Stored items:
○ ○ ○ ○ ○
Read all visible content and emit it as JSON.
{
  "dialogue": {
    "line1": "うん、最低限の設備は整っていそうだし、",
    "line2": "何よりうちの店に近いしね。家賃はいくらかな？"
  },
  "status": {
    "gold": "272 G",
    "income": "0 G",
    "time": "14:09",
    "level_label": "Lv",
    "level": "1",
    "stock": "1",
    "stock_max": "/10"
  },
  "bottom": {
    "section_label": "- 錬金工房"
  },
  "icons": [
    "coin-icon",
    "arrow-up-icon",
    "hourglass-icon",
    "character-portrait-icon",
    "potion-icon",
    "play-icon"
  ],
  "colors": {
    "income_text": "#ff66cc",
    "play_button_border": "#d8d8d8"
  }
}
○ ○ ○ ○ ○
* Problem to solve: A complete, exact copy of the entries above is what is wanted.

* Result for this exercise:
Read all visible content and emit it as JSON.
{
  "dialogue": {
    "line1": "うん、最低限の設備は整っていそうだし、",
    "line2": "何よりうちの店に近いしね。家賃はいくらかな？"
  },
  "status": {
    "gold": "272 G",
    "income": "0 G",
    "time": "14:09",
    "level_label": "Lv",
    "level": "1",
    "stock": "1",
    "stock_max": "/10"
  },
  "bottom": {
    "section_label": "- 錬金工房"
  },
  "icons": [
    "coin-icon",
    "arrow-up-icon",
    "hourglass-icon",
    "character-portrait-icon",
    "potion-icon",
    "play-icon"
  ],
  "colors": {
    "income_text": "#ff66cc",
    "play_button_border": "#d8d8d8"
  }
}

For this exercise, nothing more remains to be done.